3 years ago

Different responses of tropical cyclone tracks over the western North Pacific and North Atlantic to two distinct SST warming patterns

Jiuwei Zhao, Ruifen Zhan, Yuqing Wang

How future tropical cyclone (TC) activity could change under global warming (GW) is enormously important to society, which has been widely assessed using state‐of‐the‐art climate models. However, these models were predominantly based on projection of an El Niño‐like warming pattern. Recent studies suggested that a La Niña‐like warming pattern is also possible. Here, we compare the responses of TC track density (TCTD) over the western North Pacific (WNP) and North Atlantic (NA) to the two distinct GW patterns. We find that the La Niña‐like warming pattern reduces WNP TCTD except in the South China Sea and along China coast and increases NA TCTD, while the El Niño‐like warming pattern generally reduces TCTD in both basins. This is due to different responses of large‐scale dynamic/thermodynamic conditions to the distinct zonal sea surface temperature gradients associated with the two warming patterns. These results help better understand potential future change in TC tracks.

You might also like
Discover & Discuss Important Research

Keeping up-to-date with research can feel impossible, with papers being published faster than you'll ever be able to read them. That's where Researcher comes in: we're simplifying discovery and making important discussions happen. With over 19,000 sources, including peer-reviewed journals, preprints, blogs, universities, podcasts and Live events across 10 research areas, you'll never miss what's important to you. It's like social media, but better. Oh, and we should mention - it's free.

  • Download from Google Play
  • Download from App Store
  • Download from AppInChina
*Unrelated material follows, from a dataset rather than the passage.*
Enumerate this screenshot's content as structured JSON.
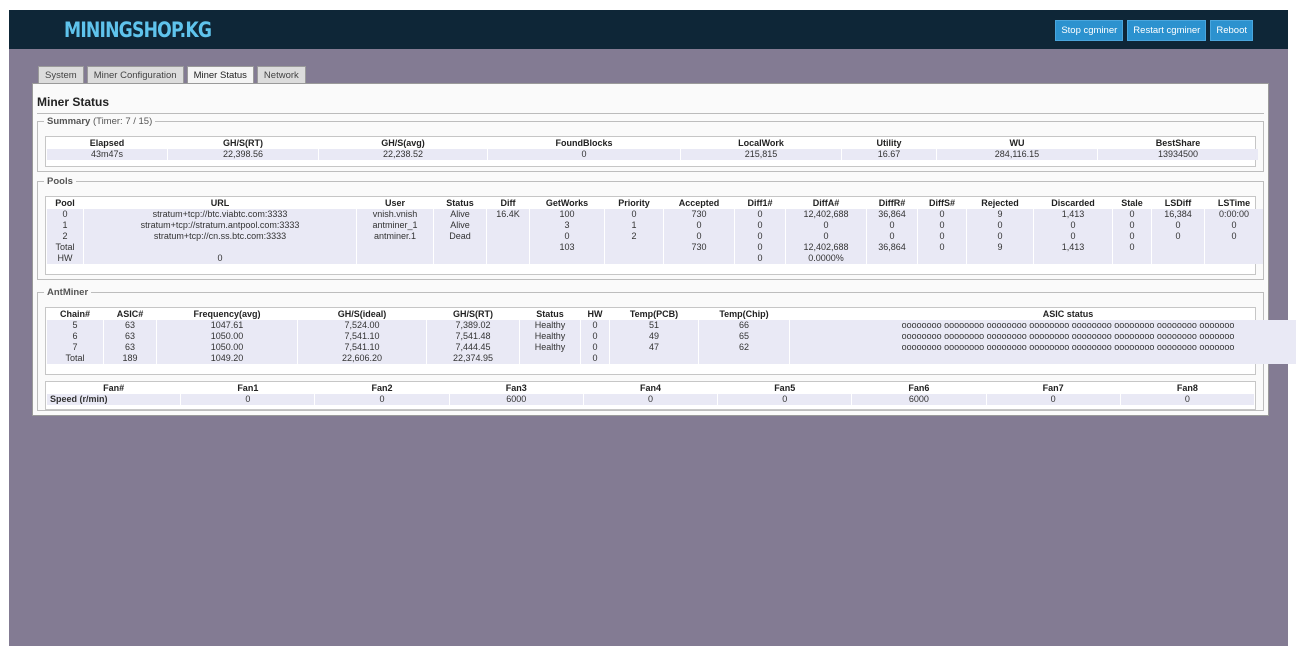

Researcher displays publicly available abstracts and doesn’t host any full article content. If the content is open access, we will direct clicks from the abstracts to the publisher website and display the PDF copy on our platform. Clicks to view the full text will be directed to the publisher website, where only users with subscriptions or access through their institution are able to view the full article.